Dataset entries
□ □ □

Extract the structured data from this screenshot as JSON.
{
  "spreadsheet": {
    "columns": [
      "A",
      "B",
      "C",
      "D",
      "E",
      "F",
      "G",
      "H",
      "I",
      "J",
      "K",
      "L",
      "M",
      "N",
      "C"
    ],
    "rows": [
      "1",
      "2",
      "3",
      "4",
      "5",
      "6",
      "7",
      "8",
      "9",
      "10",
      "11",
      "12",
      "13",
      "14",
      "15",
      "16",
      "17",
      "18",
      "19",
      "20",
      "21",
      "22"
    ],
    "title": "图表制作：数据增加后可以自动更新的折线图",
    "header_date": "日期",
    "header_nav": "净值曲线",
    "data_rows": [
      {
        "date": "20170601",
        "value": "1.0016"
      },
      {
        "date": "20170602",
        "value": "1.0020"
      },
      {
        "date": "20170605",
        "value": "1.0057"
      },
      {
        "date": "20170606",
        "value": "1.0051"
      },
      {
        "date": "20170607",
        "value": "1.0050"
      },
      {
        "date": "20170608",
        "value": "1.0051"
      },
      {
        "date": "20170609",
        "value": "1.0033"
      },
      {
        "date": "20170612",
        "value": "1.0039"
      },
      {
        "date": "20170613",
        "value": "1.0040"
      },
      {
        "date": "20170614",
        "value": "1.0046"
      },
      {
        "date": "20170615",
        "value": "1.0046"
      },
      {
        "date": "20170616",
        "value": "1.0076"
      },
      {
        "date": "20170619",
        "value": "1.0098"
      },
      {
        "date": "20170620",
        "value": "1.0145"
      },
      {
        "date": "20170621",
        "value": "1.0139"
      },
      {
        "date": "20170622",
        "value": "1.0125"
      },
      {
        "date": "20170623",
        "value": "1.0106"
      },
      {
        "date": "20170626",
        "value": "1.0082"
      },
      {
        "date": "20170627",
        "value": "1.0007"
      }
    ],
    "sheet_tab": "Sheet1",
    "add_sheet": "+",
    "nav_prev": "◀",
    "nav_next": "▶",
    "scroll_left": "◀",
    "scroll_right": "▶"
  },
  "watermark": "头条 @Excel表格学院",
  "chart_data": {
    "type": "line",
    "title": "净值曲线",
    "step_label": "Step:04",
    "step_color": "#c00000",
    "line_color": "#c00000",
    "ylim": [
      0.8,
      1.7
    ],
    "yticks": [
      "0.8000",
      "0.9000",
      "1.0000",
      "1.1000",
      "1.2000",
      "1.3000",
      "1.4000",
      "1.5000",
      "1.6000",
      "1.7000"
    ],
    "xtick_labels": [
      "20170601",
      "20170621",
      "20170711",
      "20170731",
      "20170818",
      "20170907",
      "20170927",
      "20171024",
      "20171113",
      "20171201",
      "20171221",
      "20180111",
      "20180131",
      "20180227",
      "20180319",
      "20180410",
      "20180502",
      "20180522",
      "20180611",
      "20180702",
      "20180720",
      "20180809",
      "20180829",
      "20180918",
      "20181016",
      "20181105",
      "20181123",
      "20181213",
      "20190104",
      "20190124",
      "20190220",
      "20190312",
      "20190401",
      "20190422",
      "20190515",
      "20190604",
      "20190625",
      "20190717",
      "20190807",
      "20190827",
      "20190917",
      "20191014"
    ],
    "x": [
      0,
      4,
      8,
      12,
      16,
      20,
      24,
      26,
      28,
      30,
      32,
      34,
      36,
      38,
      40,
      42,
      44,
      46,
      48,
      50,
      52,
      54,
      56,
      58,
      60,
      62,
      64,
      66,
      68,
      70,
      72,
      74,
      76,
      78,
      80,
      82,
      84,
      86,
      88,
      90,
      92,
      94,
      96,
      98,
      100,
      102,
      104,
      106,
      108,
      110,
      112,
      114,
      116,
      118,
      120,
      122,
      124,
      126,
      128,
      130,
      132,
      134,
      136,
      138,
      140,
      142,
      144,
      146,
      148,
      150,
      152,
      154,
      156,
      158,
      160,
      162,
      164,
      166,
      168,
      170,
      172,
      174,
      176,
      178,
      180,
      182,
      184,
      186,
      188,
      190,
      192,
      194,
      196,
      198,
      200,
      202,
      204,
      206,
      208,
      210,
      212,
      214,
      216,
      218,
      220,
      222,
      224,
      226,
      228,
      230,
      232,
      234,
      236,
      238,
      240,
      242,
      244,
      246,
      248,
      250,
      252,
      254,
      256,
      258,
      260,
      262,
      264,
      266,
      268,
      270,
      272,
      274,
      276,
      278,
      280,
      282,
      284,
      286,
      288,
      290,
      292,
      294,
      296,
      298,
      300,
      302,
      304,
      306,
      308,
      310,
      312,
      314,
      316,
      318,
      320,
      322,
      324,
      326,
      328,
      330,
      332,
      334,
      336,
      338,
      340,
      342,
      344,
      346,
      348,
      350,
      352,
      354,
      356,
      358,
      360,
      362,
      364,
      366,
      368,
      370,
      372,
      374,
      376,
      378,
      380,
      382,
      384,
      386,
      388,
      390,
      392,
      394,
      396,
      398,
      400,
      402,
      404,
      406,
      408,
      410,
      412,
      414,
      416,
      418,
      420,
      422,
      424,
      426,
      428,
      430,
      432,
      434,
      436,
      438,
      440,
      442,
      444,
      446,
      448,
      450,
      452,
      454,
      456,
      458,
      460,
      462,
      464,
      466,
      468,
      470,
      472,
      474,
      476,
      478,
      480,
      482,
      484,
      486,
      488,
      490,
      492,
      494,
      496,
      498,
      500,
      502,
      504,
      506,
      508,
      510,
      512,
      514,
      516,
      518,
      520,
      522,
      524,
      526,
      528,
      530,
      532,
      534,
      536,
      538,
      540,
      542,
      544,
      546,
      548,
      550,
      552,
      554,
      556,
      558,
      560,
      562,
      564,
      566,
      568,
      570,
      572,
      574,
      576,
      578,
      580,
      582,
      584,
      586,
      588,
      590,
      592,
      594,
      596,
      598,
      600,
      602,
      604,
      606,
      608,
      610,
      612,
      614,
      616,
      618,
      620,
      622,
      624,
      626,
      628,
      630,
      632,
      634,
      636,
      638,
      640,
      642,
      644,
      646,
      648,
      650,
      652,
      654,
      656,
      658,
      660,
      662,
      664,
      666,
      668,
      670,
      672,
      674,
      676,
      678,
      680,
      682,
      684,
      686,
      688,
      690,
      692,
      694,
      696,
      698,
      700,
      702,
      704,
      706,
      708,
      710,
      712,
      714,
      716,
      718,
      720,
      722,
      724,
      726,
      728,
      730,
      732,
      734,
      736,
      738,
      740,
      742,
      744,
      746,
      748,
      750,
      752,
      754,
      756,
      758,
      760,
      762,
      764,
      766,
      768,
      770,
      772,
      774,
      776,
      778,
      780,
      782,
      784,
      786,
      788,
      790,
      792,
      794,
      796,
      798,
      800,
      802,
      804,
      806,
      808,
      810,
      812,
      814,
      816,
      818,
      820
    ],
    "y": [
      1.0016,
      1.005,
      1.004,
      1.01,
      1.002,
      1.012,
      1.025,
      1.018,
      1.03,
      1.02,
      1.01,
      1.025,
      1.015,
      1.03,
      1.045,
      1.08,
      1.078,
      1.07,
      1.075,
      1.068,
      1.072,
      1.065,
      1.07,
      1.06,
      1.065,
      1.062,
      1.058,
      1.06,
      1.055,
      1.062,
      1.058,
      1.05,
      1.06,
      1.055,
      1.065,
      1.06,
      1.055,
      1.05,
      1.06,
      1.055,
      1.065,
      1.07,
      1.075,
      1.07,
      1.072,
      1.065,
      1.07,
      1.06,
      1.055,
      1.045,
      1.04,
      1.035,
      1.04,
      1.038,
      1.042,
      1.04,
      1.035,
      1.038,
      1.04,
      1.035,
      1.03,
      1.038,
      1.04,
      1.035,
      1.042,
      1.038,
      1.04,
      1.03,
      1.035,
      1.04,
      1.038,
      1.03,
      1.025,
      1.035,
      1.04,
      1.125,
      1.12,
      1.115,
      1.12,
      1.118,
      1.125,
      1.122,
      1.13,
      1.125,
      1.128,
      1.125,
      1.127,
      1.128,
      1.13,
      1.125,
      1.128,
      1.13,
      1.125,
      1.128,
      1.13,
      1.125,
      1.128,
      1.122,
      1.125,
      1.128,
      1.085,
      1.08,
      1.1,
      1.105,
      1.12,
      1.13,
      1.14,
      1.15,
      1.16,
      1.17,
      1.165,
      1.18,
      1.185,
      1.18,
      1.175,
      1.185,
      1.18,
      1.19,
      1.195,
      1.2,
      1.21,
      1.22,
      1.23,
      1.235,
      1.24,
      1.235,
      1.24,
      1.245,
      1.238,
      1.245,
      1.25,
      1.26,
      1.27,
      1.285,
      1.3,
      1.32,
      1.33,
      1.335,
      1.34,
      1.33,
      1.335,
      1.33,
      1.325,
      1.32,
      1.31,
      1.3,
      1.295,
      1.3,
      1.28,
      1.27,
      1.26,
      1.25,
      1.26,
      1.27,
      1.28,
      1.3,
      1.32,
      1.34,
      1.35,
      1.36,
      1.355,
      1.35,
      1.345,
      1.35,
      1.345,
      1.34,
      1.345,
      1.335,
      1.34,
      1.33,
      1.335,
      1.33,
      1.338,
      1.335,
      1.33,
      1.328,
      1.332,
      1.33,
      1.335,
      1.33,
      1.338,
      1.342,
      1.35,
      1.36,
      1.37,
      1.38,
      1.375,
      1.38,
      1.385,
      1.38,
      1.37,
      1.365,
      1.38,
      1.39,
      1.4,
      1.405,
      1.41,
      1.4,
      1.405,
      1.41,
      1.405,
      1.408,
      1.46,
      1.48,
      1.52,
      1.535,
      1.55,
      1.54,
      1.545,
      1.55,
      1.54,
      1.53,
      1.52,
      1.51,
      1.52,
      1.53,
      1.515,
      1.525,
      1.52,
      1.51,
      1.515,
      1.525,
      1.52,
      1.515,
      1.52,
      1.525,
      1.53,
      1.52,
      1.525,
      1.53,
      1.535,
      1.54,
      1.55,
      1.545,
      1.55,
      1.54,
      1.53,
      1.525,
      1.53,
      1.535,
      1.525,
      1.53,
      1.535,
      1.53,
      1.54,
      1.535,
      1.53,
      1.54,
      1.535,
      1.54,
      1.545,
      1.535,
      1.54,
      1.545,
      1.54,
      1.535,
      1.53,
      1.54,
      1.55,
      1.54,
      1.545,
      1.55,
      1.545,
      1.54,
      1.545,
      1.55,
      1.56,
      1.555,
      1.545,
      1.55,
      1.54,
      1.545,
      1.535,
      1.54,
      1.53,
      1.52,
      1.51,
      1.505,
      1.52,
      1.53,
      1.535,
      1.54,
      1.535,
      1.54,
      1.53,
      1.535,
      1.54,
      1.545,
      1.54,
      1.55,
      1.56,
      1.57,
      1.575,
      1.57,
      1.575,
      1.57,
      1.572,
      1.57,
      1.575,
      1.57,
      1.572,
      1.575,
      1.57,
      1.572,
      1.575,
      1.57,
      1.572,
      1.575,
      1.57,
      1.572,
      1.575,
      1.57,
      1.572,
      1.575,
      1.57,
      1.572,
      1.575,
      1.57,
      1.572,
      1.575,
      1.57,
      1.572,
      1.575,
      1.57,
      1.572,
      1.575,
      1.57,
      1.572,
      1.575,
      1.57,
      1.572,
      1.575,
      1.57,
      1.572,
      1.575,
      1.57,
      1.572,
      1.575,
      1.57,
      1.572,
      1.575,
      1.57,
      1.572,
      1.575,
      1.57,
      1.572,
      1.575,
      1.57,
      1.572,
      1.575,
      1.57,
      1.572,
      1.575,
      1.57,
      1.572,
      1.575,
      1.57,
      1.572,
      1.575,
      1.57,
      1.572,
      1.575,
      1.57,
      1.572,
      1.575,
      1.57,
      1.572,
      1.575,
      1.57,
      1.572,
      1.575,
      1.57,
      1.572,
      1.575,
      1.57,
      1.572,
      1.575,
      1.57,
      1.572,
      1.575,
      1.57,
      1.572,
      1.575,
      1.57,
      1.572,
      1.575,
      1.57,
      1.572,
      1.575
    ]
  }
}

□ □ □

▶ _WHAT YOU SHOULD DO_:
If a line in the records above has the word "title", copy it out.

▶ _OUTPUT BELOW_:
    "title": "图表制作：数据增加后可以自动更新的折线图",
    "title": "净值曲线",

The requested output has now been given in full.